Task:
When you restate the entries that follow, keep every word exactly and drop the pictures.
○ ○ ○ ○ ○
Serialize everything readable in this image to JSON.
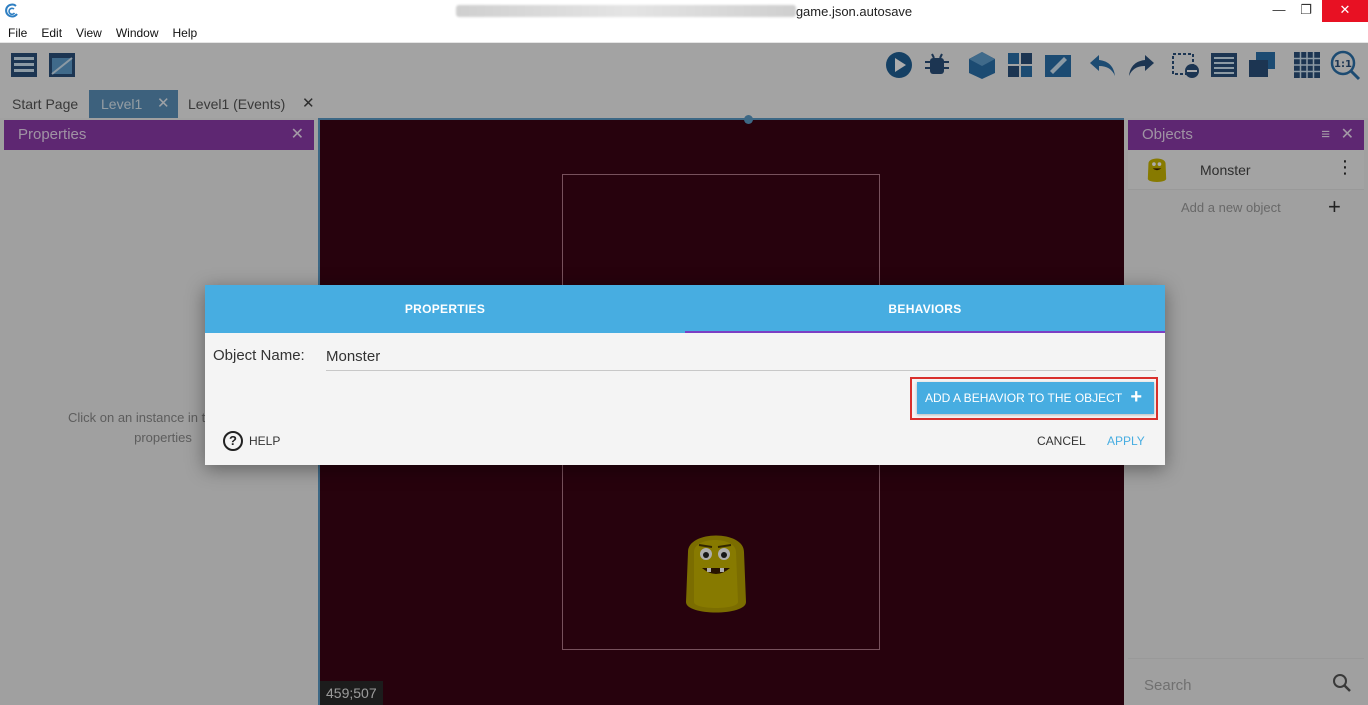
{
  "window": {
    "title": "game.json.autosave",
    "minimize": "—",
    "maximize": "❐",
    "close": "✕"
  },
  "menu": [
    "File",
    "Edit",
    "View",
    "Window",
    "Help"
  ],
  "tabs": [
    {
      "label": "Start Page"
    },
    {
      "label": "Level1"
    },
    {
      "label": "Level1 (Events)"
    }
  ],
  "properties_panel": {
    "title": "Properties",
    "hint_line1": "Click on an instance in the scene",
    "hint_line2": "properties"
  },
  "objects_panel": {
    "title": "Objects",
    "items": [
      {
        "name": "Monster"
      }
    ],
    "add_label": "Add a new object",
    "search_placeholder": "Search"
  },
  "scene": {
    "coords": "459;507",
    "background": "#3a0414"
  },
  "dialog": {
    "tabs": [
      {
        "label": "PROPERTIES"
      },
      {
        "label": "BEHAVIORS"
      }
    ],
    "object_name_label": "Object Name:",
    "object_name_value": "Monster",
    "add_behavior_label": "ADD A BEHAVIOR TO THE OBJECT",
    "help_label": "HELP",
    "cancel_label": "CANCEL",
    "apply_label": "APPLY"
  },
  "colors": {
    "accent": "#47ade1",
    "panel_header": "#8b3aa8",
    "highlight": "#d9302c"
  }
}
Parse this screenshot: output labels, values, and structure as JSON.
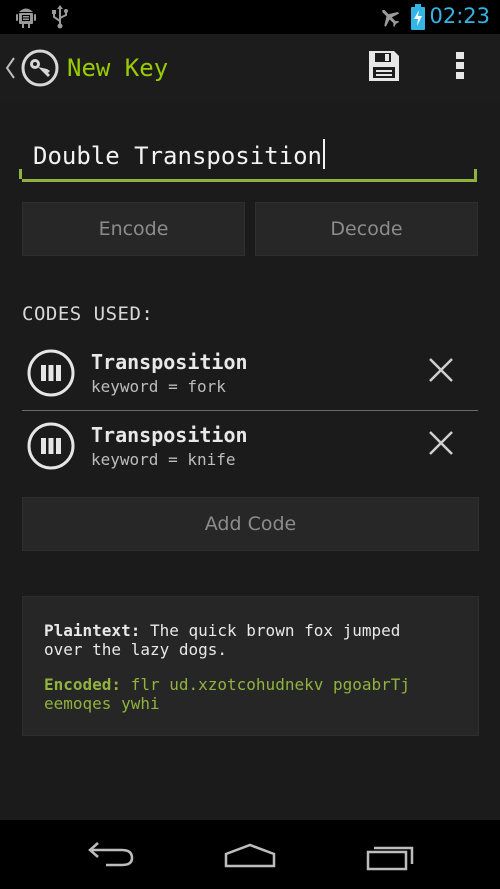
{
  "status_bar": {
    "time": "02:23",
    "icons": [
      "android-debug-icon",
      "usb-icon",
      "airplane-mode-icon",
      "battery-charging-icon"
    ],
    "accent": "#33b5e5"
  },
  "action_bar": {
    "title": "New Key",
    "title_color": "#99cc00",
    "icons": [
      "up-caret-icon",
      "key-logo-icon",
      "save-icon",
      "overflow-menu-icon"
    ]
  },
  "key_name": {
    "value": "Double Transposition"
  },
  "buttons": {
    "encode": "Encode",
    "decode": "Decode",
    "add_code": "Add Code"
  },
  "codes_section": {
    "label": "CODES USED:",
    "items": [
      {
        "name": "Transposition",
        "param": "keyword = fork"
      },
      {
        "name": "Transposition",
        "param": "keyword = knife"
      }
    ]
  },
  "summary": {
    "plaintext_label": "Plaintext:",
    "plaintext_value": " The quick brown fox jumped over the lazy dogs.",
    "encoded_label": "Encoded:",
    "encoded_value": " flr ud.xzotcohudnekv pgoabrTj eemoqes ywhi",
    "encoded_color": "#8fb33c"
  },
  "nav_bar": {
    "icons": [
      "back-icon",
      "home-icon",
      "recent-apps-icon"
    ]
  }
}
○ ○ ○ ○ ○
Output below:
Serialize everything readable in this image to JSON.
{
  "window": {
    "title": "game.json.autosave",
    "minimize": "—",
    "maximize": "❐",
    "close": "✕"
  },
  "menu": [
    "File",
    "Edit",
    "View",
    "Window",
    "Help"
  ],
  "tabs": [
    {
      "label": "Start Page"
    },
    {
      "label": "Level1"
    },
    {
      "label": "Level1 (Events)"
    }
  ],
  "properties_panel": {
    "title": "Properties",
    "hint_line1": "Click on an instance in the scene",
    "hint_line2": "properties"
  },
  "objects_panel": {
    "title": "Objects",
    "items": [
      {
        "name": "Monster"
      }
    ],
    "add_label": "Add a new object",
    "search_placeholder": "Search"
  },
  "scene": {
    "coords": "459;507",
    "background": "#3a0414"
  },
  "dialog": {
    "tabs": [
      {
        "label": "PROPERTIES"
      },
      {
        "label": "BEHAVIORS"
      }
    ],
    "object_name_label": "Object Name:",
    "object_name_value": "Monster",
    "add_behavior_label": "ADD A BEHAVIOR TO THE OBJECT",
    "help_label": "HELP",
    "cancel_label": "CANCEL",
    "apply_label": "APPLY"
  },
  "colors": {
    "accent": "#47ade1",
    "panel_header": "#8b3aa8",
    "highlight": "#d9302c"
  }
}
Parse this screenshot: output labels, values, and structure as JSON.
{
  "status_bar": {
    "time": "02:23",
    "icons": [
      "android-debug-icon",
      "usb-icon",
      "airplane-mode-icon",
      "battery-charging-icon"
    ],
    "accent": "#33b5e5"
  },
  "action_bar": {
    "title": "New Key",
    "title_color": "#99cc00",
    "icons": [
      "up-caret-icon",
      "key-logo-icon",
      "save-icon",
      "overflow-menu-icon"
    ]
  },
  "key_name": {
    "value": "Double Transposition"
  },
  "buttons": {
    "encode": "Encode",
    "decode": "Decode",
    "add_code": "Add Code"
  },
  "codes_section": {
    "label": "CODES USED:",
    "items": [
      {
        "name": "Transposition",
        "param": "keyword = fork"
      },
      {
        "name": "Transposition",
        "param": "keyword = knife"
      }
    ]
  },
  "summary": {
    "plaintext_label": "Plaintext:",
    "plaintext_value": " The quick brown fox jumped over the lazy dogs.",
    "encoded_label": "Encoded:",
    "encoded_value": " flr ud.xzotcohudnekv pgoabrTj eemoqes ywhi",
    "encoded_color": "#8fb33c"
  },
  "nav_bar": {
    "icons": [
      "back-icon",
      "home-icon",
      "recent-apps-icon"
    ]
  }
}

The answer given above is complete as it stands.